Exercise aim
Scan each line of the entries below for the word "kind" and count the ones where it appears. The answer is that number alone.

Records provided
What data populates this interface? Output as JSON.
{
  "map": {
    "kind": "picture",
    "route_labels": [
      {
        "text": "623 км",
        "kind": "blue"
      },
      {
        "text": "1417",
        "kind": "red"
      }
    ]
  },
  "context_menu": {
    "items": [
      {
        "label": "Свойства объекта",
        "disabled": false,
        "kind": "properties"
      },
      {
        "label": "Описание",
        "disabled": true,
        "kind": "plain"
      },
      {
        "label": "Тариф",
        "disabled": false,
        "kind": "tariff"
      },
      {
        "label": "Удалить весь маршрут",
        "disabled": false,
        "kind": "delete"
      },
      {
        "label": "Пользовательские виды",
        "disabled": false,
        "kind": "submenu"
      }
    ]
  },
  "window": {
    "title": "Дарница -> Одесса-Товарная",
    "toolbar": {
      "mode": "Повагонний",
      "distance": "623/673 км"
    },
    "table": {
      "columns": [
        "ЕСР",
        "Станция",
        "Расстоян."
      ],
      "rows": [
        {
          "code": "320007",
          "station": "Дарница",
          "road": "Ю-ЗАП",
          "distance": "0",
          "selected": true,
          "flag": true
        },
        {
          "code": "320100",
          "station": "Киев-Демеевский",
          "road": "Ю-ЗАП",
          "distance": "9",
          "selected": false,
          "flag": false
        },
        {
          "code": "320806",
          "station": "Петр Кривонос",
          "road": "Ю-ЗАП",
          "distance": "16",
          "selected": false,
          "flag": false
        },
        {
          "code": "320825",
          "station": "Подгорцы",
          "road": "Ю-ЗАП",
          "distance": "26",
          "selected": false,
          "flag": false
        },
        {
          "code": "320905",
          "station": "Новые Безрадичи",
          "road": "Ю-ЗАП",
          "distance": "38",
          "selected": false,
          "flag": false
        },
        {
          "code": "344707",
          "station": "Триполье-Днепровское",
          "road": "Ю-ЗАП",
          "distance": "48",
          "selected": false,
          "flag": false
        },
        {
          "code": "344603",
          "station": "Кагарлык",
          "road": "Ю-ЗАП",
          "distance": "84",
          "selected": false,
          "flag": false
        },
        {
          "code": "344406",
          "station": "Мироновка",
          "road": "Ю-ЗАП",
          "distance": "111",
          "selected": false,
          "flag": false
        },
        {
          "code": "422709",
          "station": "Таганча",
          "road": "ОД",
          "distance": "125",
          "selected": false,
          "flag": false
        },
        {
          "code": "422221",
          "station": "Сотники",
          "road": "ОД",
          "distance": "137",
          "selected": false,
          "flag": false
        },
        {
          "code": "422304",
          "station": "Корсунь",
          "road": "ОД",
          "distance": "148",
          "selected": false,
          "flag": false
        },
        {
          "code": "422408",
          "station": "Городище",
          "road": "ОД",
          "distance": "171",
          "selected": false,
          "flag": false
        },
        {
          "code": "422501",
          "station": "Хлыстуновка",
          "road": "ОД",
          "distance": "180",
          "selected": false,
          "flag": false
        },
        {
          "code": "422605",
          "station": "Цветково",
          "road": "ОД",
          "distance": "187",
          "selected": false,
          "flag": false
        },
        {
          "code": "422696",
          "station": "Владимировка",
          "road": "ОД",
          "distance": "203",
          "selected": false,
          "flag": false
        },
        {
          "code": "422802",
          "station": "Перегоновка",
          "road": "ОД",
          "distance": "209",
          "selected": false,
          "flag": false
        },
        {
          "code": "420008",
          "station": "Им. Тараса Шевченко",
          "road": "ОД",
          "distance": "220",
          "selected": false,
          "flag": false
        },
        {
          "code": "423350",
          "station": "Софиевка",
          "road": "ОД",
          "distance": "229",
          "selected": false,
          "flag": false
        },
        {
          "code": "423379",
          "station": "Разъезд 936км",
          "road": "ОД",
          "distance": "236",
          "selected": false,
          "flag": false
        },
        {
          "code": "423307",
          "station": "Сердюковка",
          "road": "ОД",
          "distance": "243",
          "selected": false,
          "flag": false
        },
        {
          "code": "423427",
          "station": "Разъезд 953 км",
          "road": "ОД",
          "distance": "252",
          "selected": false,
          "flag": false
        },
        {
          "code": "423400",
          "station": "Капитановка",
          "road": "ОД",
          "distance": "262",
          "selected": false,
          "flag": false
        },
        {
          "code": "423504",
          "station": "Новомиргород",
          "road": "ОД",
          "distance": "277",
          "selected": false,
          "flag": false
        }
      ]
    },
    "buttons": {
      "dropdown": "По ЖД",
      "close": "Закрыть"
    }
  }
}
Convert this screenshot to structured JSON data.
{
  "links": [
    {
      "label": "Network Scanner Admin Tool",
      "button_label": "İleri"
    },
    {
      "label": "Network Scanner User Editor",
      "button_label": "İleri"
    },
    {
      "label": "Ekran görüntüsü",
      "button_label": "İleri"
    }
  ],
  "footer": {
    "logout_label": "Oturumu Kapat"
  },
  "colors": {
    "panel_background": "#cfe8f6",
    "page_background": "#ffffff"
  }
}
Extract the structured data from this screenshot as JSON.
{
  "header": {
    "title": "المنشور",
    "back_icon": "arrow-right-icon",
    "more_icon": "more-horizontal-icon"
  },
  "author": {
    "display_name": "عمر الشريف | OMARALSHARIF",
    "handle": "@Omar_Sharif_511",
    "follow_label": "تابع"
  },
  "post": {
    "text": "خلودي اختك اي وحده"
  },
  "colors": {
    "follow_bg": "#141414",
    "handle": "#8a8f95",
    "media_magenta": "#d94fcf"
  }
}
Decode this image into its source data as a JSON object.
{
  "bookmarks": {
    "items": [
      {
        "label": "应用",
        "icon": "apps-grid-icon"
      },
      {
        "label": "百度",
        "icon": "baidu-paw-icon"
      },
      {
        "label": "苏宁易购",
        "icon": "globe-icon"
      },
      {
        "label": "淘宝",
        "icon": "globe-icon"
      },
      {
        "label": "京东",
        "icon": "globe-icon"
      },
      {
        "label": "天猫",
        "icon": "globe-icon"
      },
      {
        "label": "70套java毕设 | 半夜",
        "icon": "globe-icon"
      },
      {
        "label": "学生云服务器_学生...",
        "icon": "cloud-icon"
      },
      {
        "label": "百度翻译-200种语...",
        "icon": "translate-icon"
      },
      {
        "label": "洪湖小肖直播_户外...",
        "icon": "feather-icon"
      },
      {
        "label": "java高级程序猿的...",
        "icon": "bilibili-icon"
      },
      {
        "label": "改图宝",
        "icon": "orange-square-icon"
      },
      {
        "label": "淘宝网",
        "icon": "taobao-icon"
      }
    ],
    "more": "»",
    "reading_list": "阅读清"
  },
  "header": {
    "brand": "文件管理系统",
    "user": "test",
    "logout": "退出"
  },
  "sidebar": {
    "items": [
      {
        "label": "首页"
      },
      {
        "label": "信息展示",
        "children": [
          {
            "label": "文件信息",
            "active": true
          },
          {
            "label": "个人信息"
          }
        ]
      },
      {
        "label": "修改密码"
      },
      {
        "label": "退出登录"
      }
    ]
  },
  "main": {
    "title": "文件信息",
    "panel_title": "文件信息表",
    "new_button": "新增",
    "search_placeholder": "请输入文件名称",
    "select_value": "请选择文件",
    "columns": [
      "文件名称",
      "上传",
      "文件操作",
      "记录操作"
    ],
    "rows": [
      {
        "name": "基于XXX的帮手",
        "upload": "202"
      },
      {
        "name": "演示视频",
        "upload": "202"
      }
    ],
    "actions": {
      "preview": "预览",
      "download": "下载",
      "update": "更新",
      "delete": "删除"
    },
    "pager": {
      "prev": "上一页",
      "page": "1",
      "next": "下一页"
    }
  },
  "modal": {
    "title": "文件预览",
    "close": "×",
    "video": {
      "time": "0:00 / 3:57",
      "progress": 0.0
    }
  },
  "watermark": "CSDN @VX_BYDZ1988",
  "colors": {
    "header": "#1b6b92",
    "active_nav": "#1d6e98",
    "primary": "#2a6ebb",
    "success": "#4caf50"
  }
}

Written reply
8